Brad Magness and the Flying Buffalos, a midwestern act that has been performing since the music park’s construction in 1993, is returning for their 25th appearance at Hankfest.
As for Butler County’s own vocalist Starla Jones, this veteran of the Ritz stage says she has been performing at the festival since it was still held at the Georgiana football field 30 years ago.
“I’m honored to continue to have this opportunity to sing,” said Jones, who will perform a special patriotic tribute for Hankfest each year.
She is scheduled to sing at 7 p.m. Saturday night to kick off that evening’s slate of performers.

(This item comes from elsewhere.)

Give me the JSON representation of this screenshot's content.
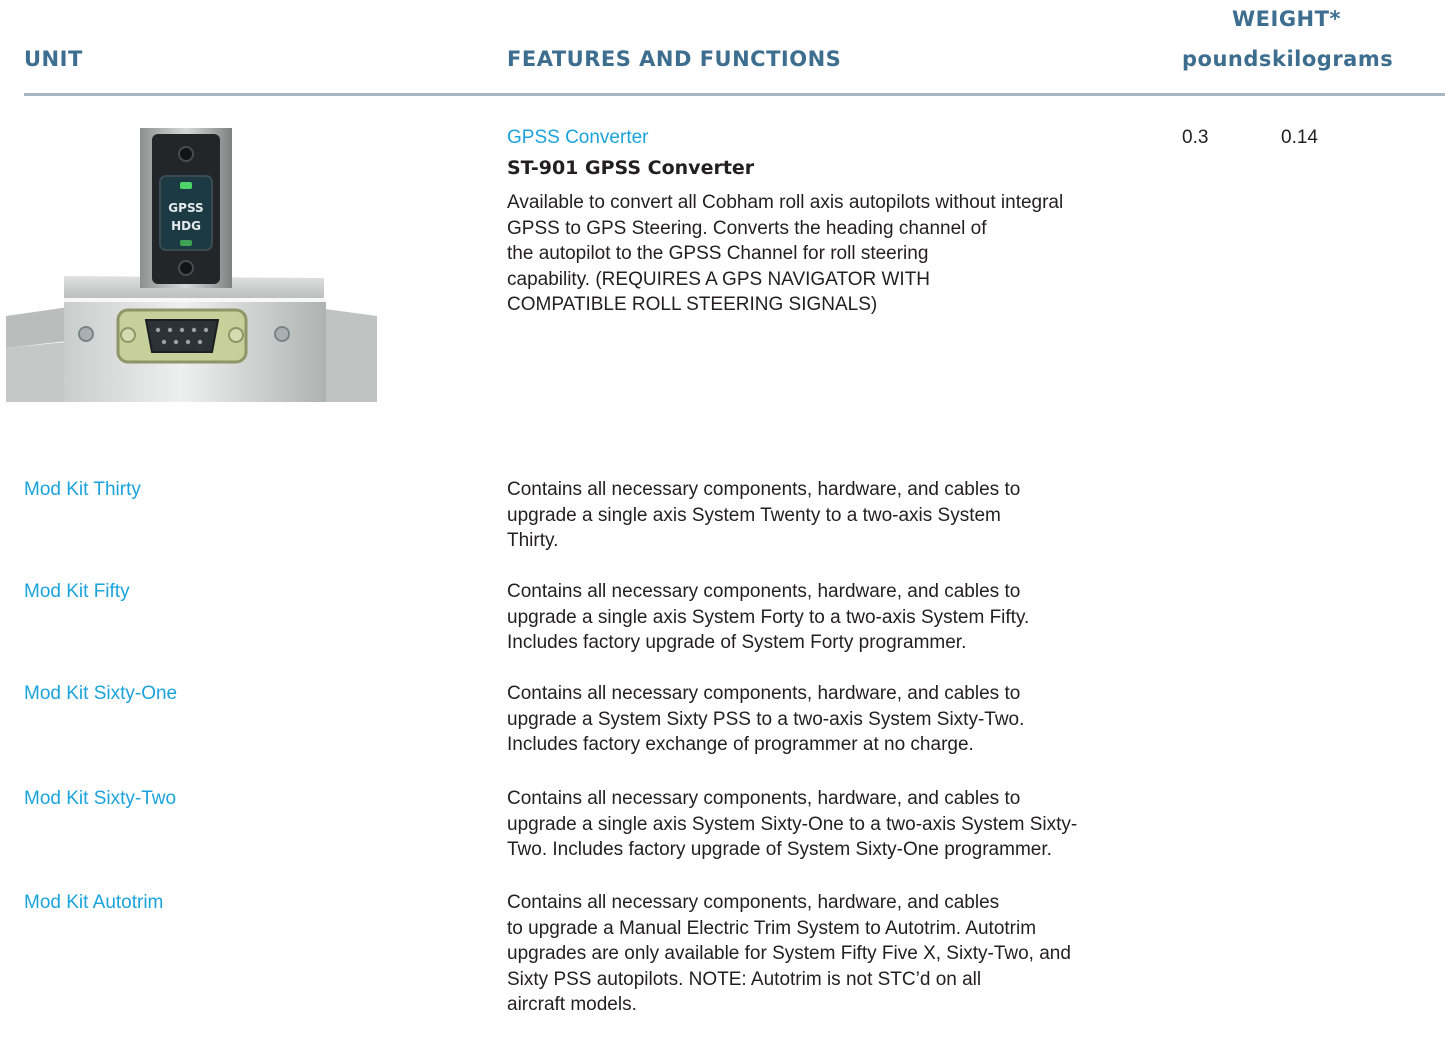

“I want to commend the Hank Williams Fest organizers for continuing to set aside this moment in the weekend’s program to pay tribute to our great country and the men and women who have fought for our freedoms,” Jones says.

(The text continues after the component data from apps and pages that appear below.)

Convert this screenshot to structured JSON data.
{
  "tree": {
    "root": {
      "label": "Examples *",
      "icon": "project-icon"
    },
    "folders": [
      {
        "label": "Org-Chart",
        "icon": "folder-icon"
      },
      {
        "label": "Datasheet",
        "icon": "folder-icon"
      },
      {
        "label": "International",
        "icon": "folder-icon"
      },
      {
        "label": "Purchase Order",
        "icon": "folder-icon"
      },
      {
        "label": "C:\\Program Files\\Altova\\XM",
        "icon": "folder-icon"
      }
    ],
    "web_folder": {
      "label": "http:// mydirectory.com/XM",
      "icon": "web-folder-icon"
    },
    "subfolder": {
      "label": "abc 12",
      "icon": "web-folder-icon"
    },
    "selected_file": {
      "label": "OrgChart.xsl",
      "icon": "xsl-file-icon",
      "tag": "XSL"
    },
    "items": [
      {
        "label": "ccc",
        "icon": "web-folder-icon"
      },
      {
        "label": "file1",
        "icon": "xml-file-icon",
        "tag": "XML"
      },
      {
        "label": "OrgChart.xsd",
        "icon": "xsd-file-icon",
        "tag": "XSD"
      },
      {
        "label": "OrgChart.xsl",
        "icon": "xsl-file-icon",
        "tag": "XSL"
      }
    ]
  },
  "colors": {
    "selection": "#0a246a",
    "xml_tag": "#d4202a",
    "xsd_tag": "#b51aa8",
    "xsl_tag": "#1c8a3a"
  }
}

“I encourage everyone to come out and support this great Butler County tradition and enjoy some wonderful music during the Hankfest weekend.”
Other entertainers slated to perform during the festival include a popular local group, New Vision, along with Hankfest regulars Jett Williams, Hank’s cousin, Elaine McMillan, Mary McDonald, Colon Leatherwood, The Real Deal Band, Kim Carson and more. In addition, there will be food and arts and crafts vendors on site, and the chance to purchase a variety of Hank memorabilia from the museum gift shop, says Gaston.
“Look for us at our new location under the pavilion catty-cornered from the post office. We hope to see you there!”
The music kicks off at 3 p.m. Friday and at 9 a.m. Saturday at the park.
Tickets will be available at the gate and are $20 for Friday and $30 for Saturday; advanced tickets for both days are $40 but must be purchased by tomorrow (Sunday). Children under 12-years-old are admitted free when accompanied by an adult.
Advance tickets may be ordered online via credit card by following the link on the official festival website, www.hankwilliamsfestival.com. Artists bios can also be read on the website.